Task requirements: Give back every entry in full, exactly as it reads.

Website and app data records
----
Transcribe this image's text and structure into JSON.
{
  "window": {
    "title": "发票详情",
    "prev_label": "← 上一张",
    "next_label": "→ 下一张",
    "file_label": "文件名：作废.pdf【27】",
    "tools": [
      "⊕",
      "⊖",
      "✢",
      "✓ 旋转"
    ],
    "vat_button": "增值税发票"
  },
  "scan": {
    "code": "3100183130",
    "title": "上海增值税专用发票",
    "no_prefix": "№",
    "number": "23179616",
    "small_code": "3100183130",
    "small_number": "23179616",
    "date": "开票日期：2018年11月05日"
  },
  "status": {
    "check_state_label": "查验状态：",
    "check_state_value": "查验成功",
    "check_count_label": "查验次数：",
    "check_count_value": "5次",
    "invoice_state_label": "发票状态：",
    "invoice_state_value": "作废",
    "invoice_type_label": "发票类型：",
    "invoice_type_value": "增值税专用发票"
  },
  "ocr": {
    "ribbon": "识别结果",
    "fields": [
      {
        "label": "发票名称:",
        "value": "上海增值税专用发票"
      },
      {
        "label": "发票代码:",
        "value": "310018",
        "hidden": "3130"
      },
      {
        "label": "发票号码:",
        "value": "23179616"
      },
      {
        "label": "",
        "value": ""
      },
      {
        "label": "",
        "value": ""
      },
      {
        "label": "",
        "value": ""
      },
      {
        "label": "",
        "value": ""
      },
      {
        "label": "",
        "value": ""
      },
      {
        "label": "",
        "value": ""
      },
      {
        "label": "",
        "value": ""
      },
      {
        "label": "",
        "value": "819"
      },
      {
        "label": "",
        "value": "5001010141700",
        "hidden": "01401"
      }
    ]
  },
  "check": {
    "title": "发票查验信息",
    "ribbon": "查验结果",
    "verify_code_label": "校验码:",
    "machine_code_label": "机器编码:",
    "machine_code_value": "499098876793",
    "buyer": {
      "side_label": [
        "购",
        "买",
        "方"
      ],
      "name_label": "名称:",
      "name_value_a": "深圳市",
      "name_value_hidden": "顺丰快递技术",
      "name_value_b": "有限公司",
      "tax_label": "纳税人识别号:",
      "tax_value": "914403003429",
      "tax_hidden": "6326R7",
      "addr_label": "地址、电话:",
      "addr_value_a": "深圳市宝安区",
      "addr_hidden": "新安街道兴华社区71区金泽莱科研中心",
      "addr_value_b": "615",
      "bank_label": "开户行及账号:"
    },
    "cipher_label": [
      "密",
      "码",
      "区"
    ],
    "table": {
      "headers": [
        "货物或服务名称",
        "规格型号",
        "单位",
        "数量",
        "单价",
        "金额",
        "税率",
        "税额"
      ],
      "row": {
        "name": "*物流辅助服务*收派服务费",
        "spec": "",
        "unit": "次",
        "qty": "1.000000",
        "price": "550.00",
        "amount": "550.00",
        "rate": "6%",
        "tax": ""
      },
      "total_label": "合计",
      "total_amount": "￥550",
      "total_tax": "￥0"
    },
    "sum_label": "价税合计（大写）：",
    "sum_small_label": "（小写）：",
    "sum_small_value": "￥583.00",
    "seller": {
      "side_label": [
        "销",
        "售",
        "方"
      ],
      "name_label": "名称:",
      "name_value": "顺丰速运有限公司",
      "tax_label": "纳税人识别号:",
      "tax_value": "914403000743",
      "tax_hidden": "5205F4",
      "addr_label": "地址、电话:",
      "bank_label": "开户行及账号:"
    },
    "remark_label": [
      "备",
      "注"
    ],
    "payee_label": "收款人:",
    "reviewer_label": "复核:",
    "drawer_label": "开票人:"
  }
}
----
Output for this task:
Transcribe this image's text and structure into JSON.
{
  "window": {
    "title": "发票详情",
    "prev_label": "← 上一张",
    "next_label": "→ 下一张",
    "file_label": "文件名：作废.pdf【27】",
    "tools": [
      "⊕",
      "⊖",
      "✢",
      "✓ 旋转"
    ],
    "vat_button": "增值税发票"
  },
  "scan": {
    "code": "3100183130",
    "title": "上海增值税专用发票",
    "no_prefix": "№",
    "number": "23179616",
    "small_code": "3100183130",
    "small_number": "23179616",
    "date": "开票日期：2018年11月05日"
  },
  "status": {
    "check_state_label": "查验状态：",
    "check_state_value": "查验成功",
    "check_count_label": "查验次数：",
    "check_count_value": "5次",
    "invoice_state_label": "发票状态：",
    "invoice_state_value": "作废",
    "invoice_type_label": "发票类型：",
    "invoice_type_value": "增值税专用发票"
  },
  "ocr": {
    "ribbon": "识别结果",
    "fields": [
      {
        "label": "发票名称:",
        "value": "上海增值税专用发票"
      },
      {
        "label": "发票代码:",
        "value": "310018",
        "hidden": "3130"
      },
      {
        "label": "发票号码:",
        "value": "23179616"
      },
      {
        "label": "",
        "value": ""
      },
      {
        "label": "",
        "value": ""
      },
      {
        "label": "",
        "value": ""
      },
      {
        "label": "",
        "value": ""
      },
      {
        "label": "",
        "value": ""
      },
      {
        "label": "",
        "value": ""
      },
      {
        "label": "",
        "value": ""
      },
      {
        "label": "",
        "value": "819"
      },
      {
        "label": "",
        "value": "5001010141700",
        "hidden": "01401"
      }
    ]
  },
  "check": {
    "title": "发票查验信息",
    "ribbon": "查验结果",
    "verify_code_label": "校验码:",
    "machine_code_label": "机器编码:",
    "machine_code_value": "499098876793",
    "buyer": {
      "side_label": [
        "购",
        "买",
        "方"
      ],
      "name_label": "名称:",
      "name_value_a": "深圳市",
      "name_value_hidden": "顺丰快递技术",
      "name_value_b": "有限公司",
      "tax_label": "纳税人识别号:",
      "tax_value": "914403003429",
      "tax_hidden": "6326R7",
      "addr_label": "地址、电话:",
      "addr_value_a": "深圳市宝安区",
      "addr_hidden": "新安街道兴华社区71区金泽莱科研中心",
      "addr_value_b": "615",
      "bank_label": "开户行及账号:"
    },
    "cipher_label": [
      "密",
      "码",
      "区"
    ],
    "table": {
      "headers": [
        "货物或服务名称",
        "规格型号",
        "单位",
        "数量",
        "单价",
        "金额",
        "税率",
        "税额"
      ],
      "row": {
        "name": "*物流辅助服务*收派服务费",
        "spec": "",
        "unit": "次",
        "qty": "1.000000",
        "price": "550.00",
        "amount": "550.00",
        "rate": "6%",
        "tax": ""
      },
      "total_label": "合计",
      "total_amount": "￥550",
      "total_tax": "￥0"
    },
    "sum_label": "价税合计（大写）：",
    "sum_small_label": "（小写）：",
    "sum_small_value": "￥583.00",
    "seller": {
      "side_label": [
        "销",
        "售",
        "方"
      ],
      "name_label": "名称:",
      "name_value": "顺丰速运有限公司",
      "tax_label": "纳税人识别号:",
      "tax_value": "914403000743",
      "tax_hidden": "5205F4",
      "addr_label": "地址、电话:",
      "bank_label": "开户行及账号:"
    },
    "remark_label": [
      "备",
      "注"
    ],
    "payee_label": "收款人:",
    "reviewer_label": "复核:",
    "drawer_label": "开票人:"
  }
}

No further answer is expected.